c) when network connectivity is not available: coupling the mobile device with a second identity module associated to a second IMSI, sending a challenge to the second identity module, said challenge being determined from the authentication data stored in the database, receiving a response from the second identity module, comparing the response received with the stored authentication data, and granting access to local resources associated to the second IMSI if the response received from the second identity module matches a response associated to the sent challenge in the database.

16. A mobile device comprising:

local resources, and
a security manager module configured to secure access to at least a part of the local resources, the mobile device being configured to:
a) when network connectivity is available: being coupled with a first identity module associated to a first International Mobile Subscriber Identity (IMSI), receiving in the first identity module a network challenge from a communication network, ciphering the network challenge using a secret key, and sending a corresponding response to the network for subsequent successful authentication,
b) after a successful authentication to the communication network: associating at least a part of the local resources to the first IMSI, and storing, in a database of the security manager module, authentication data related to the challenge/response duplet, granting access to local resources associated to the first IMSI,
c) when network connectivity is not available: being coupled with a second identity module associated to a second IMSI, sending a challenge to the second identity module, said challenge being determined from the authentication data stored in the database, receiving a response from the second identity module, comparing the response with the stored authentication data, and granting access to local resources associated to the second IMSI if the response received from the second identity module matches the response associated to the sent challenge in the database.

Patent History

Publication number: 20130219180
Type: Application
Filed: Oct 21, 2011
Publication Date: Aug 22, 2013
Patent Grant number: 9094823
Applicant: FRANCE TELECOM (Paris)
Inventors: Lorenzo Saino (Mortara), Louis-Marie Le Saux (Paris)
Application Number: 13/882,071

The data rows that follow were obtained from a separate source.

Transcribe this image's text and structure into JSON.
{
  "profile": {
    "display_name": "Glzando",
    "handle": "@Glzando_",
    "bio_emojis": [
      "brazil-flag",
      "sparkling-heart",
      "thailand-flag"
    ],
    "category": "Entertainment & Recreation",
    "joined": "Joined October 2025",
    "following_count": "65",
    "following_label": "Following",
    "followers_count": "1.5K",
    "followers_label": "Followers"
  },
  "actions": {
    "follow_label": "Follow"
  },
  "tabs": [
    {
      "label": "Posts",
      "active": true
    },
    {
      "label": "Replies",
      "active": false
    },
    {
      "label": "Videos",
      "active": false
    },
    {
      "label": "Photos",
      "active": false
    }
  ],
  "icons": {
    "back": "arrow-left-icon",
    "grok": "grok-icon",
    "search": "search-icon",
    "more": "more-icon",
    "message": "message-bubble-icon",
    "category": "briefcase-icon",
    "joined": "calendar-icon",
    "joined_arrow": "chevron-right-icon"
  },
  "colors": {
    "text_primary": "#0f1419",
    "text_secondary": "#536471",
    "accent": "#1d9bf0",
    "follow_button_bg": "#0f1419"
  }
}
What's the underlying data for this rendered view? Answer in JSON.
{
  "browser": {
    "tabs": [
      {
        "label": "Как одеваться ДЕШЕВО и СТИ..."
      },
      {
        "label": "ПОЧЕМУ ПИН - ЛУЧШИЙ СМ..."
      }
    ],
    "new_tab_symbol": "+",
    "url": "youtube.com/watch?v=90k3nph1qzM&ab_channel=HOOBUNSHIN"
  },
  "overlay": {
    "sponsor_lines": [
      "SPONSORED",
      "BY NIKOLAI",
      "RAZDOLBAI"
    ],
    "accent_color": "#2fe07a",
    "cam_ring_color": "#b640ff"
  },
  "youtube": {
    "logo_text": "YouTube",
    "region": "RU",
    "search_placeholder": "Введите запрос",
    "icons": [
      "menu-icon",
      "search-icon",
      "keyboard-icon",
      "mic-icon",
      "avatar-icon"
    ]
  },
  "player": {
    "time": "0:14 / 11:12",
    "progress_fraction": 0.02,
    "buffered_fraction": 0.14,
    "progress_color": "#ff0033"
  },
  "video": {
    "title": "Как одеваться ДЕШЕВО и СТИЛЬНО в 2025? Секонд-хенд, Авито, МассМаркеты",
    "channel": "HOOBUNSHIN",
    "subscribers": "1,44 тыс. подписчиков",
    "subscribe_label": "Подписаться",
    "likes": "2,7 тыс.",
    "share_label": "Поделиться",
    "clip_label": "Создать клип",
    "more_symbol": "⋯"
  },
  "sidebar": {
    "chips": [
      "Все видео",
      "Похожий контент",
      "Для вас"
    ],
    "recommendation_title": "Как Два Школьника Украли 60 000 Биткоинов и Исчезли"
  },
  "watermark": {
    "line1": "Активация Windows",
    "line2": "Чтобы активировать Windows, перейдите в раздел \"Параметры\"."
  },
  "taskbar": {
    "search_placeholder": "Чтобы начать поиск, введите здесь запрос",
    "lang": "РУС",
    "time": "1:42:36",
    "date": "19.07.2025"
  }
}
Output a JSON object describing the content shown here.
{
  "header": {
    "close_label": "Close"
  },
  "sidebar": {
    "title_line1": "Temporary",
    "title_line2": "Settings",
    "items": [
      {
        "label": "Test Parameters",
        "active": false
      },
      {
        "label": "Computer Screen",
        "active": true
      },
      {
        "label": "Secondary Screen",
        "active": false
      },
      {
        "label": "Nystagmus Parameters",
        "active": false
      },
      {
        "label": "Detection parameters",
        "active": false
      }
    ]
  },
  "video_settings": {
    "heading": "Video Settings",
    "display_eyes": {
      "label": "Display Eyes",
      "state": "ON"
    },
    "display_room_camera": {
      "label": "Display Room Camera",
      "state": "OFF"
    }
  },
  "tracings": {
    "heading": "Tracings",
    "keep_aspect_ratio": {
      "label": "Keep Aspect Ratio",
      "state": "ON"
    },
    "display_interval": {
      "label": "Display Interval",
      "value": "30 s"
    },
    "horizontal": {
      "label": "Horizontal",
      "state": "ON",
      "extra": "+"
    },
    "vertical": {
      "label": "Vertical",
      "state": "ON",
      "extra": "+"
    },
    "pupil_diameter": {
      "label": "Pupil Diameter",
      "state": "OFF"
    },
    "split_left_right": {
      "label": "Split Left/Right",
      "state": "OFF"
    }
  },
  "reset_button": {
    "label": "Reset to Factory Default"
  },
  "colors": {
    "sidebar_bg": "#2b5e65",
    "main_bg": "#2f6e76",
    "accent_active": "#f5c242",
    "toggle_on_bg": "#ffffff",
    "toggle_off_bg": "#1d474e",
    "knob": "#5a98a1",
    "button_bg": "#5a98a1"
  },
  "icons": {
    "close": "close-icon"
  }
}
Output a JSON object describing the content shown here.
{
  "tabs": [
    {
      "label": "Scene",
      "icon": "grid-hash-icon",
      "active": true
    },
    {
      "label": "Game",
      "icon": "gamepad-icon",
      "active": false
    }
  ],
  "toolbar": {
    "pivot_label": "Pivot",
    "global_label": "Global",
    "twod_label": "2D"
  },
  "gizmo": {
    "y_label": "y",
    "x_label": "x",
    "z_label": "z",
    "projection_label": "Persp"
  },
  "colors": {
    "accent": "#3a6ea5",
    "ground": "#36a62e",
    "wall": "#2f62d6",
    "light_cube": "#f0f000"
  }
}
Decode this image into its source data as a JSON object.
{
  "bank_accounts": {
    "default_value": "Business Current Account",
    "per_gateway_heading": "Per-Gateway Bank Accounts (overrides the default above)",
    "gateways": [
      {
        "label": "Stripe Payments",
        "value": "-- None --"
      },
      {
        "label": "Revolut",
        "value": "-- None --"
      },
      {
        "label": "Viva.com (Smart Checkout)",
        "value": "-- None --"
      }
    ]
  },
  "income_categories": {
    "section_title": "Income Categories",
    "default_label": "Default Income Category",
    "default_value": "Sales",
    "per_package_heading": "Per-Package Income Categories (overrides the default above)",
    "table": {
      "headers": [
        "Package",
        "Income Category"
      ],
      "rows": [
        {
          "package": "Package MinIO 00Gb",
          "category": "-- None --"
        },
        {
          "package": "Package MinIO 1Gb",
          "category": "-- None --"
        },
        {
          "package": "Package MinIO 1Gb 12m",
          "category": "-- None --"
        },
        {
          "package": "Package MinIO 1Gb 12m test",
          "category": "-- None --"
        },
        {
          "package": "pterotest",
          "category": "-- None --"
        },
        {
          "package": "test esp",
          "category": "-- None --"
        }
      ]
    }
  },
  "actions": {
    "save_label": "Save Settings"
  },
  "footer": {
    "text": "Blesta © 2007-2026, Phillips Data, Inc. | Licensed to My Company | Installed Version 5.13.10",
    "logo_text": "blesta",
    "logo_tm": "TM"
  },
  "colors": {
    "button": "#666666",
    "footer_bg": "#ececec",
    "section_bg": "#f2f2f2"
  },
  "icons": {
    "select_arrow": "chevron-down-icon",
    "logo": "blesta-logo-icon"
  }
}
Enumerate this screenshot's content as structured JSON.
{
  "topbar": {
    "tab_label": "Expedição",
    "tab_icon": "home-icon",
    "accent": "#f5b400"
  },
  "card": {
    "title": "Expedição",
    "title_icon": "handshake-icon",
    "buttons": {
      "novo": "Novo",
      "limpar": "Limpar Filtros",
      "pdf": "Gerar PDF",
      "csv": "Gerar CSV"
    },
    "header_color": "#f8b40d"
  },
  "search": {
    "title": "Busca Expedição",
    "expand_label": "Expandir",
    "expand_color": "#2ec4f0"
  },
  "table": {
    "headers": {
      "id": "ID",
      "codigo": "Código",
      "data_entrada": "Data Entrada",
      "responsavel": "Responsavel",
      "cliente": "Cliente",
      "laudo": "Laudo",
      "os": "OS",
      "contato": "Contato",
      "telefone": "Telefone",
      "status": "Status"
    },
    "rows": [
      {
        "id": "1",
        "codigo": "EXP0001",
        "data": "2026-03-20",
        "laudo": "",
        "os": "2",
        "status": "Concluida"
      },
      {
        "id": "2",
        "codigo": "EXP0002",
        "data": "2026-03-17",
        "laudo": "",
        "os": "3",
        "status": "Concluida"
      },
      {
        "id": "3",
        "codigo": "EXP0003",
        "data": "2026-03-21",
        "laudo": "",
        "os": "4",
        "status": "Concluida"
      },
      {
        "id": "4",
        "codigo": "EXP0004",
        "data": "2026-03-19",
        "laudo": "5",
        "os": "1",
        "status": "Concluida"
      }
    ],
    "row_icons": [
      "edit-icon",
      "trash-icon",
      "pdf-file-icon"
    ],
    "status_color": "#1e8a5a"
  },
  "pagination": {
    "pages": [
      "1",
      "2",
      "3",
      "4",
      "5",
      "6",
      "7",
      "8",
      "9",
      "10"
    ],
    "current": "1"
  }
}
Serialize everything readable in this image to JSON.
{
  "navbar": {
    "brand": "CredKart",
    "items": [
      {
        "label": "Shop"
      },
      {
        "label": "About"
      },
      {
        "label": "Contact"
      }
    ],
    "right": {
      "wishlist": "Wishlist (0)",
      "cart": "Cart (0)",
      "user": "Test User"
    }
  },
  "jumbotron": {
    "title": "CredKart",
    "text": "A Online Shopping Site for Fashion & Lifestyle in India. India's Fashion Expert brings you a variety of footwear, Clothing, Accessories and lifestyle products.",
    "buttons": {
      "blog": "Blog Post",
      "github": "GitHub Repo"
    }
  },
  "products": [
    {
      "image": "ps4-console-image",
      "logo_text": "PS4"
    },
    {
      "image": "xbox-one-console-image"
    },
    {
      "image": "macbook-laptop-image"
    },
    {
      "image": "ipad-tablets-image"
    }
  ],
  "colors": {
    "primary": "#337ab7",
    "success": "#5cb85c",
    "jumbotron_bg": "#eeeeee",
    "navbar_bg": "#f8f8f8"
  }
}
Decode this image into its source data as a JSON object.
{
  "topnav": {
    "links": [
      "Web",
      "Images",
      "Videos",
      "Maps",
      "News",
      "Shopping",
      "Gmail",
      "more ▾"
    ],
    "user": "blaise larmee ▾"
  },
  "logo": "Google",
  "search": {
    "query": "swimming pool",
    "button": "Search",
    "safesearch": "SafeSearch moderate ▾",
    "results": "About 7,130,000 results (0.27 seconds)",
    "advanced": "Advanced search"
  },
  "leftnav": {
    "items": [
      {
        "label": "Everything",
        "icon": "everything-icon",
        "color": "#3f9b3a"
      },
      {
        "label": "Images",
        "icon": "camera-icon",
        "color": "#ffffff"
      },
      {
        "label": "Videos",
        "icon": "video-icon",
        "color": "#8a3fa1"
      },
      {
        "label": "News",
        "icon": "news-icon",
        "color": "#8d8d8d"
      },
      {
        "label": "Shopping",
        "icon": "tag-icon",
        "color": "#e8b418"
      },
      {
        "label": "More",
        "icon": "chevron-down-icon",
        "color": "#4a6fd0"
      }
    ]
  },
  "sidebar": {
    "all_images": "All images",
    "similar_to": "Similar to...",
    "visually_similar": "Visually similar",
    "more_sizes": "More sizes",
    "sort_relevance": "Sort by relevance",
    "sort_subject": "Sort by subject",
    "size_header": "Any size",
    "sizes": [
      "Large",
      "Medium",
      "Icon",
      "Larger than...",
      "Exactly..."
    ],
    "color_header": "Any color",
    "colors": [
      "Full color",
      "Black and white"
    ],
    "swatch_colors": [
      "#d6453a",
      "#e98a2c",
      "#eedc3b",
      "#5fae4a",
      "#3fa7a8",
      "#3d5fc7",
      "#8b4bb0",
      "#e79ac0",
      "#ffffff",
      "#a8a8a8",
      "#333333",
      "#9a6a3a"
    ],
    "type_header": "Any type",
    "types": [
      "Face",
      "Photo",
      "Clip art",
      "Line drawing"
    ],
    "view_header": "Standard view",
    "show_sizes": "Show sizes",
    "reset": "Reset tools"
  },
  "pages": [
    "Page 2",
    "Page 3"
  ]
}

Classifications

Current U.S. Class: Having Key Exchange (713/171)
International Classification: H04W 12/06 (20060101);